§ **Page and application data records**:

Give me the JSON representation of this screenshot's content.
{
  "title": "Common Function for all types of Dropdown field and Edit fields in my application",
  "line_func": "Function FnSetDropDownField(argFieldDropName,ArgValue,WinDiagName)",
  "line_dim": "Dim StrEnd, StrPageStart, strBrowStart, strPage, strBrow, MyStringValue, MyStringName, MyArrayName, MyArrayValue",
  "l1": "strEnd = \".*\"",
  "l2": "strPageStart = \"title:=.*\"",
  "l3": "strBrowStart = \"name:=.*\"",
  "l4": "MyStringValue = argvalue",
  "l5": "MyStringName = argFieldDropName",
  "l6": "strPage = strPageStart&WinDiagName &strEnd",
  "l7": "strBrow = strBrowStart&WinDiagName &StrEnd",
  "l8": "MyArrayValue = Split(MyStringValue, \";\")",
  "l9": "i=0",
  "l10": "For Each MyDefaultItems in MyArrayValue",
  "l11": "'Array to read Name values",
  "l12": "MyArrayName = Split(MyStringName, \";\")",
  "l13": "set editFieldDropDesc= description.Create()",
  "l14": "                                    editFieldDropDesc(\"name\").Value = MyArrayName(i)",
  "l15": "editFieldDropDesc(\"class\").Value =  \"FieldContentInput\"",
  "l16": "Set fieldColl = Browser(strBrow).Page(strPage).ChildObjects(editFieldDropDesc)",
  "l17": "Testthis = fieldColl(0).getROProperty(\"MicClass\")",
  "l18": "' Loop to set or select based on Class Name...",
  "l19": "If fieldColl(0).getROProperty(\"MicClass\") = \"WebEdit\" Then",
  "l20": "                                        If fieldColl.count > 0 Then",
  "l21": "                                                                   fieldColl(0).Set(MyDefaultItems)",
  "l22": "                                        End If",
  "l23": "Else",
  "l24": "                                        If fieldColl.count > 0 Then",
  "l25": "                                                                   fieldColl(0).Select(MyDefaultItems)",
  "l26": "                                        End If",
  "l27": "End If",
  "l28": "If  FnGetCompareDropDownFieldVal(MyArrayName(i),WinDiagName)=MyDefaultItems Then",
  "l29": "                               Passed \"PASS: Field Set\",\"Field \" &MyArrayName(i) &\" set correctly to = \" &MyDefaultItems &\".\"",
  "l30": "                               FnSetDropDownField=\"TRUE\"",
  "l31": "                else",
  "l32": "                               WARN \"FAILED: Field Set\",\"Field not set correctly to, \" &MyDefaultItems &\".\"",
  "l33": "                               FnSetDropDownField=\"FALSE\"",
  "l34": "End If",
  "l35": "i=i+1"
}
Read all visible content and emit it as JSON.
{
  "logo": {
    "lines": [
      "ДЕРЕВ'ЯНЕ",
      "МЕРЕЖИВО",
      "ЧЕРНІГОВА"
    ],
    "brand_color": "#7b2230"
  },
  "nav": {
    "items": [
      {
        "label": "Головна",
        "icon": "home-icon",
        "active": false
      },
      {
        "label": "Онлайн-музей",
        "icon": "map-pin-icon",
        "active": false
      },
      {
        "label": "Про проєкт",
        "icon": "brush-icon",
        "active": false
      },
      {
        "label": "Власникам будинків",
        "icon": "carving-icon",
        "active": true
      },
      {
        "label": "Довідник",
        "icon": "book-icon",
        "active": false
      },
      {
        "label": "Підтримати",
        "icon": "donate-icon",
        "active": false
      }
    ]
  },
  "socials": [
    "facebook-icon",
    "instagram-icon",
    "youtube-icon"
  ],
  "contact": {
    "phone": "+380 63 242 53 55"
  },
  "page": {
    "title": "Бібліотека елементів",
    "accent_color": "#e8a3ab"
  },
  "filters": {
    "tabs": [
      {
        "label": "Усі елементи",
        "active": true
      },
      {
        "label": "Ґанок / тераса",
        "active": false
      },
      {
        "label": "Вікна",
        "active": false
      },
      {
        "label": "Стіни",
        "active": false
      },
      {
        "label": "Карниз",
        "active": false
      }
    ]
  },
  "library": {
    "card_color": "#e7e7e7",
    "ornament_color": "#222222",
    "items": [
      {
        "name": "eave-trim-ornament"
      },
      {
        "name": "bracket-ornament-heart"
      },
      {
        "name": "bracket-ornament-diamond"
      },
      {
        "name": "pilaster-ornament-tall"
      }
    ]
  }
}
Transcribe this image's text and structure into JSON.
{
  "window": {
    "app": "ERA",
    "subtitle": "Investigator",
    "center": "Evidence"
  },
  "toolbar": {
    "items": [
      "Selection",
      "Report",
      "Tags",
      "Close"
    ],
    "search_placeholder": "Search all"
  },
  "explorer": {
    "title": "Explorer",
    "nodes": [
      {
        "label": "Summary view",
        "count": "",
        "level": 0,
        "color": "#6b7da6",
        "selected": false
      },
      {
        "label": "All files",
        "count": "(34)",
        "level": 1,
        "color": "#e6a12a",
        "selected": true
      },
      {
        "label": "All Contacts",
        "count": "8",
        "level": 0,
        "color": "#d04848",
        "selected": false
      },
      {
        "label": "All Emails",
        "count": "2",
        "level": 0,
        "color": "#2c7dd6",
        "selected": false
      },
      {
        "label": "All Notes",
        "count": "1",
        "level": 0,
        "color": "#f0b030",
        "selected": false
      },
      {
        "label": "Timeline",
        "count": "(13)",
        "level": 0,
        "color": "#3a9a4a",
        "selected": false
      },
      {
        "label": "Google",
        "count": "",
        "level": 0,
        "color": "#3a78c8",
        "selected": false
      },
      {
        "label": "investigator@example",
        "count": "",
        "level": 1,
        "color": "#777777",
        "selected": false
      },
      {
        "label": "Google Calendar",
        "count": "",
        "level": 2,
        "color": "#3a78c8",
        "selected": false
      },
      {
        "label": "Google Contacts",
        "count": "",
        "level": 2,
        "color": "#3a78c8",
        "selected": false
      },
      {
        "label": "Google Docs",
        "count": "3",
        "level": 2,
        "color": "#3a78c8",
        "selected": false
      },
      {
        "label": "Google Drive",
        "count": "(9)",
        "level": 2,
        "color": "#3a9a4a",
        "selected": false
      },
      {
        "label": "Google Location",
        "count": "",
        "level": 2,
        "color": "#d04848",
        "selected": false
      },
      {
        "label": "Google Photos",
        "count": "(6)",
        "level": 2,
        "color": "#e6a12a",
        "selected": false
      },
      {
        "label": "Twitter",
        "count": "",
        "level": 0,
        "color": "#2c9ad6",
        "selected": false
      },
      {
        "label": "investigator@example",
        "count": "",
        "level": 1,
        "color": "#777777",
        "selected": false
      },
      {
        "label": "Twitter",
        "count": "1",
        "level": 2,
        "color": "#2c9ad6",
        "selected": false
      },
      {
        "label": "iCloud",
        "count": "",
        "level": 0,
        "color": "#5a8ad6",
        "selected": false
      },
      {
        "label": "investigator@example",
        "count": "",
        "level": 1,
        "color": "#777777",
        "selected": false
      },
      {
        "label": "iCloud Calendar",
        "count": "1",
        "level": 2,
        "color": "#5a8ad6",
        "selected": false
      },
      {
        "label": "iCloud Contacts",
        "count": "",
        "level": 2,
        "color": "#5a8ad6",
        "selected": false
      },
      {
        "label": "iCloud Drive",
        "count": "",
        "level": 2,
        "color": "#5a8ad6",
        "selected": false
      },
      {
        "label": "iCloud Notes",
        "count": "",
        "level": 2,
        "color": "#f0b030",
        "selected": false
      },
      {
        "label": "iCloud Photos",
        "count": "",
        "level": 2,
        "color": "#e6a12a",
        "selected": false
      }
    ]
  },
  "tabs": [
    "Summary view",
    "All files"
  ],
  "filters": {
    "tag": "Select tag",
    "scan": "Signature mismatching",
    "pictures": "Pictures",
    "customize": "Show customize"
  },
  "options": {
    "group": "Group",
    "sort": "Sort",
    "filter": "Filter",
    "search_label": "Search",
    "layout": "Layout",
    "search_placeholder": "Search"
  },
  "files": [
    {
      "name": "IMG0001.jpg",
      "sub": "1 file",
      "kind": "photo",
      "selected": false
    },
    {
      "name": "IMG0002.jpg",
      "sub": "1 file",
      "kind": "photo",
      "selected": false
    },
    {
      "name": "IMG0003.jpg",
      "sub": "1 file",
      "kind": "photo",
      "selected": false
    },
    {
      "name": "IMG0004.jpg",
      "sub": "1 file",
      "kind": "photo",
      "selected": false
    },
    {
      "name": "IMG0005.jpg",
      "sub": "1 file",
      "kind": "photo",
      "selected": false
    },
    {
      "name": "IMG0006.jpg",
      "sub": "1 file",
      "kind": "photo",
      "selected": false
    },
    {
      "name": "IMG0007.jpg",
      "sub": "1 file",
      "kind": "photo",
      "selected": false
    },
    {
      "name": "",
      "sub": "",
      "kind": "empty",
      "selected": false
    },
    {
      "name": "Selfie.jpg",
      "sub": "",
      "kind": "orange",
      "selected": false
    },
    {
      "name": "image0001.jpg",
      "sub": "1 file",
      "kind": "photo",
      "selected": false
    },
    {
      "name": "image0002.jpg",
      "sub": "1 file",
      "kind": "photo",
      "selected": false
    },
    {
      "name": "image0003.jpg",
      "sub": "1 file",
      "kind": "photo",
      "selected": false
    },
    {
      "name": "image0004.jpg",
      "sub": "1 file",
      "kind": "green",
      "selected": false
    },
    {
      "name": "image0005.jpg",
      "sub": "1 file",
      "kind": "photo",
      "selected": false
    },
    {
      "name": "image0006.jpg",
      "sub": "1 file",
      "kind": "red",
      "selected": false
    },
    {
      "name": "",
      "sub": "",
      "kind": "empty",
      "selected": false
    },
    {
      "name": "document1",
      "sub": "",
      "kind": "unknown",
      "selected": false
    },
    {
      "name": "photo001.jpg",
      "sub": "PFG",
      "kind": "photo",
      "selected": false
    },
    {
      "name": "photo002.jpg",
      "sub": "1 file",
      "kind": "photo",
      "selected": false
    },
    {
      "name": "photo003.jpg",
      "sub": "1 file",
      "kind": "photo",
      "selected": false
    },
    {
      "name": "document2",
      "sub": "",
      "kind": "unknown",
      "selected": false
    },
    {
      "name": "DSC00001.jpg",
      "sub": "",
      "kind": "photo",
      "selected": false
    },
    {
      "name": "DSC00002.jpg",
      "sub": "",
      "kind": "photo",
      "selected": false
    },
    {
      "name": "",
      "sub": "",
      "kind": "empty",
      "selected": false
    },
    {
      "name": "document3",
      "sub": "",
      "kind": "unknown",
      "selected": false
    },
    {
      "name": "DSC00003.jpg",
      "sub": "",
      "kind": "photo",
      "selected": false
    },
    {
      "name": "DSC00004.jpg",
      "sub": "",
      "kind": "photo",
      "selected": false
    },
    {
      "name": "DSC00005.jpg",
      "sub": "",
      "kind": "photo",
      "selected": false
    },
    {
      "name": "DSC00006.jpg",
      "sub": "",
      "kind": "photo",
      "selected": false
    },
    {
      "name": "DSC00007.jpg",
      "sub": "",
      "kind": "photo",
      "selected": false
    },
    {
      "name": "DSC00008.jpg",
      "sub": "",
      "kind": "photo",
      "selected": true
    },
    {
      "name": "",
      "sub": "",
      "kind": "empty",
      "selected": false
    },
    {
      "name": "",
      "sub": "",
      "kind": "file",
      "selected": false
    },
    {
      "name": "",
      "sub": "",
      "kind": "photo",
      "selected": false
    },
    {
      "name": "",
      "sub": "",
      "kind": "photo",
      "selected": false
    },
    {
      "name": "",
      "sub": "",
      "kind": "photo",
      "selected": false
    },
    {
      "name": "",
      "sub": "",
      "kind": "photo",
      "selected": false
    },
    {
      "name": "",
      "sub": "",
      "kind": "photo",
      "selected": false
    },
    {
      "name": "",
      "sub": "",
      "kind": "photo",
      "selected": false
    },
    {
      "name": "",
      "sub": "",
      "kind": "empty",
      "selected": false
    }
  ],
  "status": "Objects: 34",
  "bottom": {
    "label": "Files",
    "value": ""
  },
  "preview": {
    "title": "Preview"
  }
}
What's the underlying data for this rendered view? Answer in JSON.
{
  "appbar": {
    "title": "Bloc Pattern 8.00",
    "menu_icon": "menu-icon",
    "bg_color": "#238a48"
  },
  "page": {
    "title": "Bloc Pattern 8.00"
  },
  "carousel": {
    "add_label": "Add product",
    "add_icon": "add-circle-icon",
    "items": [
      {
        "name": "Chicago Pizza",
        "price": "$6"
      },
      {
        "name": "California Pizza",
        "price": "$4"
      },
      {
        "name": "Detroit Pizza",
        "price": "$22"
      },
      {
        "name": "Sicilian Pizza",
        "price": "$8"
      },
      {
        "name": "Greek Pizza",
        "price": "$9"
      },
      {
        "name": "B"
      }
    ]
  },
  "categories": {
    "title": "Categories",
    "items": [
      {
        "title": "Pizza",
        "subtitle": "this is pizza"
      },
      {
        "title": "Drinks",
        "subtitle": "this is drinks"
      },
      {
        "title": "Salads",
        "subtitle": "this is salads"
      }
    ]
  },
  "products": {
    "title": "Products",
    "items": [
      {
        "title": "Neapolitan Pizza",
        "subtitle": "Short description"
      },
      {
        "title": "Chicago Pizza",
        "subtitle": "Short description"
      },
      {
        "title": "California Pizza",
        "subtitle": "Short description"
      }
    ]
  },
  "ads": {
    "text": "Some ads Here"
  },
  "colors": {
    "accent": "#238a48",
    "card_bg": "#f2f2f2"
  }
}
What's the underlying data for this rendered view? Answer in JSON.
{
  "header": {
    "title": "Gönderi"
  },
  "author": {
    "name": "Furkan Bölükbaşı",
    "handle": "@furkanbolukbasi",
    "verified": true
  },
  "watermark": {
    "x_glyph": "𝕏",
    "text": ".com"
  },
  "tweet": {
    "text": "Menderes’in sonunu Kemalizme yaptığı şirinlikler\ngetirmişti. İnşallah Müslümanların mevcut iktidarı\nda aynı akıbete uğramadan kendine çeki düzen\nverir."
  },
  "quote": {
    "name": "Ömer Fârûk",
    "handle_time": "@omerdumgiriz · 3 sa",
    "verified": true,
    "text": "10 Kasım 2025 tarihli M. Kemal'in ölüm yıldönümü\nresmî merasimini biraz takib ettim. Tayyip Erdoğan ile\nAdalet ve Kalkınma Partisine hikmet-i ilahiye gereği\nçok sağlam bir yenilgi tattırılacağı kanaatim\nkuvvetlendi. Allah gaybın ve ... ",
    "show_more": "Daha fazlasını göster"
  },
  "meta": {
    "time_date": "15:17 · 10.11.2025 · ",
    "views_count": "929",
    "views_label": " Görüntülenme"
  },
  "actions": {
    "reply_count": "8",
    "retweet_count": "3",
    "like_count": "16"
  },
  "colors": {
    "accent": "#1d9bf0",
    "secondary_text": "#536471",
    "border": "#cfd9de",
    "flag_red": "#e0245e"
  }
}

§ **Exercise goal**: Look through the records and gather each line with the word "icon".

§ **Expected output**:
        "icon": "home-icon",
        "icon": "map-pin-icon",
        "icon": "brush-icon",
        "icon": "carving-icon",
        "icon": "book-icon",
        "icon": "donate-icon",
    "facebook-icon",
    "instagram-icon",
    "youtube-icon"
    "menu_icon": "menu-icon",
    "add_icon": "add-circle-icon",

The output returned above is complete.